Understandably the words of the Frenchman angered the Arsenal supporters, who have failed to see their side land any form of silverware since their 2005 FA Cup triumph (note: that isn't a stab at the Gunners - far from it).

But, in 10/15/20 years time, no team that finishes in the top four will be remembered like those that land some form of trophy and it's an excellent point to make. However, as much as it pains me to say it, football is turning into a business more than a sport.

And while it will be nice to secure silverware for the first time since 2008, if one had to prioritise over the other, it would be that ending the campaign in the top four is the priority, whether certain fans will agree with me or not.

The best players want to ply their trade in the best competitions, which is the Champions League at this current point in time. One of those players is Bale, who with his talent deserves to be playing amongst the games best.

If Spurs are to progress as a club, and in a sense a business, then the top four finish this season is crucial. While this year has been a transitional one for the club, regardless of the position Spurs currently find themselves in, it will be a necessity to build upon that and that means securing that coveted Champions League place.
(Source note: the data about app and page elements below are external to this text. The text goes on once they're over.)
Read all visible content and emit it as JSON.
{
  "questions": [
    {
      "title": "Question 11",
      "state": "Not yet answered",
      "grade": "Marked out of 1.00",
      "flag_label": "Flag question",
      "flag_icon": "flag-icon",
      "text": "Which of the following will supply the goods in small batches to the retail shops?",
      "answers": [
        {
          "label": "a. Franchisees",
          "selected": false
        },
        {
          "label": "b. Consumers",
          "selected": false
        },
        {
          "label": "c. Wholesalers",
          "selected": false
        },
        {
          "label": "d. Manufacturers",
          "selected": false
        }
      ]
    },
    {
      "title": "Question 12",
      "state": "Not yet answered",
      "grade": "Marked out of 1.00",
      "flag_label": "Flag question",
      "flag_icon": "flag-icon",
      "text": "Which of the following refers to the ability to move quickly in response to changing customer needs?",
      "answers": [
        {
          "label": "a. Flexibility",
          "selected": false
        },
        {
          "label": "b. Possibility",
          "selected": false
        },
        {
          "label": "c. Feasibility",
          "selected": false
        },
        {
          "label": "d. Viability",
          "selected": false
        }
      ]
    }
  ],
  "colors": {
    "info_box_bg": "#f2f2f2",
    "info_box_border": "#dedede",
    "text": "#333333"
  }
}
As previously mentioned, however, attaining both the Europa League and a Champions League place is a possibility. The last 14 days haven't been favourable to supporters of Villas-Boas' side, that's a given, but the time away from the squad for certain players and the chance to recharge and revitalise during the international break means the final push between now and May could see the club achieve both of their goals over the remainder of the campaign.